_WHAT YOU ARE ASKED TO DO_. Go through the data and report each line that holds the string "Email".

_DATA_.
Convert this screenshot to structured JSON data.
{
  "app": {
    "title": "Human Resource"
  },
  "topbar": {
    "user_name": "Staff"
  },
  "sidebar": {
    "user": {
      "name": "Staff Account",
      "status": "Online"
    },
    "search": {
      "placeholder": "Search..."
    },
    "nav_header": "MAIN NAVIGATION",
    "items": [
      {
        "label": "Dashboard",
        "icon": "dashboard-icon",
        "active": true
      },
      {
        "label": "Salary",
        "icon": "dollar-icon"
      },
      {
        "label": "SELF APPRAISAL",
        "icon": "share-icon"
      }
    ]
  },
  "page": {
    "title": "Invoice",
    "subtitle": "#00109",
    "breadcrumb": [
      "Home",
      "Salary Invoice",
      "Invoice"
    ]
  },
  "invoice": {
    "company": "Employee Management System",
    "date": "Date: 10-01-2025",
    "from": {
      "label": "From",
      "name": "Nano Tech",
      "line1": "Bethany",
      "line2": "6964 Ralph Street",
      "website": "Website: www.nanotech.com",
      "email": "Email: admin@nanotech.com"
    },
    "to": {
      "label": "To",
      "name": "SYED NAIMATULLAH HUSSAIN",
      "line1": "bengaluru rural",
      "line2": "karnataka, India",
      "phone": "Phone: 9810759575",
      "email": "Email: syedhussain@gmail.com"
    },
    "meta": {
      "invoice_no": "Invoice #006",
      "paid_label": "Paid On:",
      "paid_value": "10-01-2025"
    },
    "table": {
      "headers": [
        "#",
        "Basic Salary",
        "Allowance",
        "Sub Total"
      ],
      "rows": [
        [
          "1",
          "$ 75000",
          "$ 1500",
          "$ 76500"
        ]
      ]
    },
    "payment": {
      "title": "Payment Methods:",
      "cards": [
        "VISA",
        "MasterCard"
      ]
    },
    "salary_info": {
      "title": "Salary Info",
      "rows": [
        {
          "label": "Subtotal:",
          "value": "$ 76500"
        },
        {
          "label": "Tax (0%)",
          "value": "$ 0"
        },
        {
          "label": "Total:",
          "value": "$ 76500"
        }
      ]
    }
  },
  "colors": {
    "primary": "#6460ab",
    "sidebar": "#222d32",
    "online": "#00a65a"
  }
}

_ANSWER SPACE_.
      "email": "Email: admin@nanotech.com"
      "email": "Email: syedhussain@gmail.com"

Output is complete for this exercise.